Newborn Screening Awareness
What Is Newborn Screening?
Shortly after birth, newborns are screened for a variety of disorders that are often undetectable by sight. The majority of these disorders are either metabolic or inherited. Metabolic disorders—also known as ‘inborn errors of metabolism’—can occur randomly and, if left untreated, can lead to serious health complications.
The gene for an inherited disorder can be passed through parents who may not be aware that they’re carriers. Standard screening tests give you a better chance of discovering issues before they become big problems for your baby.
Why Is Newborn Screening Necessary?
Early detection of infant diseases and disorders can often prevent long-term serious illness or death. Disorders such as phenylketonuria (PKU) can result in death if left untreated. If a doctor reaches a diagnosis early enough, however, your baby can go on a special diet that can save his or her life.
The same is true of diseases like sickle-cell disease. If diagnosed and treated early, sickle cell–related infections can often be avoided, and you can prevent serious health complications.
How Are Newborn Screenings Performed?
Newborn screening tests are generally painless and non-invasive. The only test that requires a quick prick of the baby’s heel is a routine blood test. Other standard tests involve placing sensors on the baby’s skin or in its ear, both of which are quick, painless, and can often be done while your baby is asleep.

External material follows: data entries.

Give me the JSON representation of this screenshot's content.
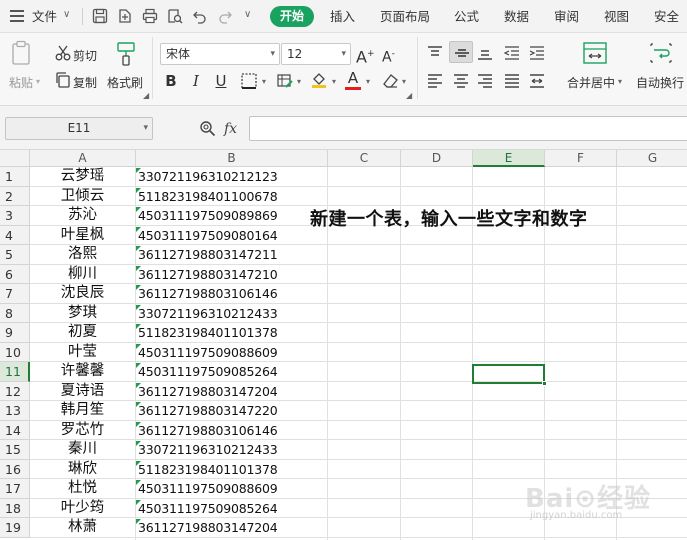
{
  "menubar": {
    "file": "文件",
    "tabs": [
      "开始",
      "插入",
      "页面布局",
      "公式",
      "数据",
      "审阅",
      "视图",
      "安全"
    ]
  },
  "ribbon": {
    "paste": "粘贴",
    "cut": "剪切",
    "copy": "复制",
    "format_painter": "格式刷",
    "font_name": "宋体",
    "font_size": "12",
    "merge_center": "合并居中",
    "wrap_text": "自动换行"
  },
  "formula_bar": {
    "name_box": "E11",
    "fx": "fx",
    "formula": ""
  },
  "grid": {
    "columns": [
      "A",
      "B",
      "C",
      "D",
      "E",
      "F",
      "G"
    ],
    "selected_column": "E",
    "selected_row": "11",
    "rows": [
      {
        "num": "1",
        "a": "云梦瑶",
        "b": "330721196310212123"
      },
      {
        "num": "2",
        "a": "卫倾云",
        "b": "511823198401100678"
      },
      {
        "num": "3",
        "a": "苏沁",
        "b": "450311197509089869"
      },
      {
        "num": "4",
        "a": "叶星枫",
        "b": "450311197509080164"
      },
      {
        "num": "5",
        "a": "洛熙",
        "b": "361127198803147211"
      },
      {
        "num": "6",
        "a": "柳川",
        "b": "361127198803147210"
      },
      {
        "num": "7",
        "a": "沈良辰",
        "b": "361127198803106146"
      },
      {
        "num": "8",
        "a": "梦琪",
        "b": "330721196310212433"
      },
      {
        "num": "9",
        "a": "初夏",
        "b": "511823198401101378"
      },
      {
        "num": "10",
        "a": "叶莹",
        "b": "450311197509088609"
      },
      {
        "num": "11",
        "a": "许馨馨",
        "b": "450311197509085264"
      },
      {
        "num": "12",
        "a": "夏诗语",
        "b": "361127198803147204"
      },
      {
        "num": "13",
        "a": "韩月笙",
        "b": "361127198803147220"
      },
      {
        "num": "14",
        "a": "罗芯竹",
        "b": "361127198803106146"
      },
      {
        "num": "15",
        "a": "秦川",
        "b": "330721196310212433"
      },
      {
        "num": "16",
        "a": "琳欣",
        "b": "511823198401101378"
      },
      {
        "num": "17",
        "a": "杜悦",
        "b": "450311197509088609"
      },
      {
        "num": "18",
        "a": "叶少筠",
        "b": "450311197509085264"
      },
      {
        "num": "19",
        "a": "林萧",
        "b": "361127198803147204"
      }
    ],
    "note": "新建一个表，输入一些文字和数字"
  },
  "watermark": {
    "main": "Bai⊙经验",
    "sub": "jingyan.baidu.com"
  },
  "colors": {
    "accent": "#1aa260",
    "selection": "#1e7e34"
  }
}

What Are the Most Common Tests?
The 3 most common newborn screening tests involve the blood, ears, and heart.
A clinician draws a small amount of blood from the baby’s heel and sends the sample to a newborn screening lab for testing. Blood tests facilitate diagnosis of many metabolic and genetic disorders.
A physician places electrodes on the baby’s head and record the brain’s response to. Early detection of hearing loss or impairment can ensure that the baby receives proper care necessary to develop his or her communication, language, and social skills to the fullest possible extent.

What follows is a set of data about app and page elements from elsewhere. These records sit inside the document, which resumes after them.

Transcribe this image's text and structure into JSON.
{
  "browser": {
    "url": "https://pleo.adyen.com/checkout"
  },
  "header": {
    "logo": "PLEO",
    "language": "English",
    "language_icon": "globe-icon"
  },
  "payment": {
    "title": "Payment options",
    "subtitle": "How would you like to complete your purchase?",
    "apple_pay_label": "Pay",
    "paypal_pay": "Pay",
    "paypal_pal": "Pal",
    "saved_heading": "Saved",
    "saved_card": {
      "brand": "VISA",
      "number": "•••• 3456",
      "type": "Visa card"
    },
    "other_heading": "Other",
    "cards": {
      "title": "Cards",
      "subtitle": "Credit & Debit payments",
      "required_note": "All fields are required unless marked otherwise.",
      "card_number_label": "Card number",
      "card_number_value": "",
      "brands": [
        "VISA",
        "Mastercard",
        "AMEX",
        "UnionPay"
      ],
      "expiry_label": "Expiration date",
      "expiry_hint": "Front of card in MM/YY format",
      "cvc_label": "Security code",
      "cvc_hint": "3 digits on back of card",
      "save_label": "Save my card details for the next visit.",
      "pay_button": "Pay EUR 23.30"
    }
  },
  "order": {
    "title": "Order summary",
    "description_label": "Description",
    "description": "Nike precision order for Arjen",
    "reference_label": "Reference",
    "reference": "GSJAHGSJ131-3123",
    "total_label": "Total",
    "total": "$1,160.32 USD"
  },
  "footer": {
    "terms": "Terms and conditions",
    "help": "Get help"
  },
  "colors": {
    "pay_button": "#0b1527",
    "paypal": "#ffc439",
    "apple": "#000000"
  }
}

Pulse Oximetry Screening
Sensors connected to a machine called a pulse oximeter are placed on the baby’s skin so that the pulse and blood oxygen level can be measured. The test is quick and painless, and helps doctors to diagnose critical congenital heart defects (CCHD) within hours of birth. Since babies with an untreated CCHD are at high risk of disability or death, it’s essential to diagnose and treat these conditions as soon as possible.
Can You Request More Tests?
Yes. Talk with your obstetrician prior to giving birth to find out which tests are standard in your state, and which are supplemental. Your doctor will be able to help you to determine which supplemental tests (if any) your baby may need, and will help you review the costs associated with them. While you’ll probably be required to pay out-of-pocket for supplemental tests, these may be worthwhile expenses if your newborn is at specific risk for certain diseases or disorders.
If you have a family history of an inherited disorder, have given birth to a child with a disorder, or have had an infant in your family die of a suspected metabolic disorder, it’s always a good idea to request all standard newborn screenings, as well as any tests that are specific to a condition your baby is at risk of inheriting.
Which Tests Are Standard in Certain States?
Standard newborn screening tests vary by state, and often even by hospital. Each state’s decision on which newborn screening tests are standardized is usually dependent on an analysis of cost versus benefit. Costs include:
- Risk of false positive results and the anxiety associated with false positives
- Availability of treatment for detected diseases and disorders
- Financial expense
For a comprehensive list of tests offered in each state, visit the National Newborn Screening and Genetics Resource Center [PDF].
Targets of Tests
Tests for the following disorders are usually included in newborn screenings:
- Phenylketonuria (PKU)
- Congenital hypothyroidism
- Sickle cell disease
- Congenital adrenal hyperplasia
- Maple syrup urine disease (MSUD)
- Cystic fibrosis
- Medium chain acyl CoA dehydrogenase deficiency (MCAD deficiency)
- Hearing impairment
In addition to these disorders, doctors may also use newborn screening to detect muscular dystrophy, HIV, and neuroblastoma.
What If a Test Has Abnormal Results?
Try to keep in mind that a screening test is not the same as a diagnostic test. It’s common for a preliminary screening test to yield positive results and further diagnostic testing to negate these findings. Stay calm and keep a clear mind, so that you’ll be able to talk with your doctor about your baby’s results and the next steps.
Keep in mind that one of the primary benefits of newborn screening is early diagnosis and treatment that can often prevent serious illness.
Finding More Information
Start by talking with your obstetrician to find out what newborn screenings are standard at the hospital where you’ll be delivering, and what (if any) additional tests should be requested. The Centers for Disease Control and Prevention (CDC) provides a comprehensive overview and list ofadditional resources for newborn screening information.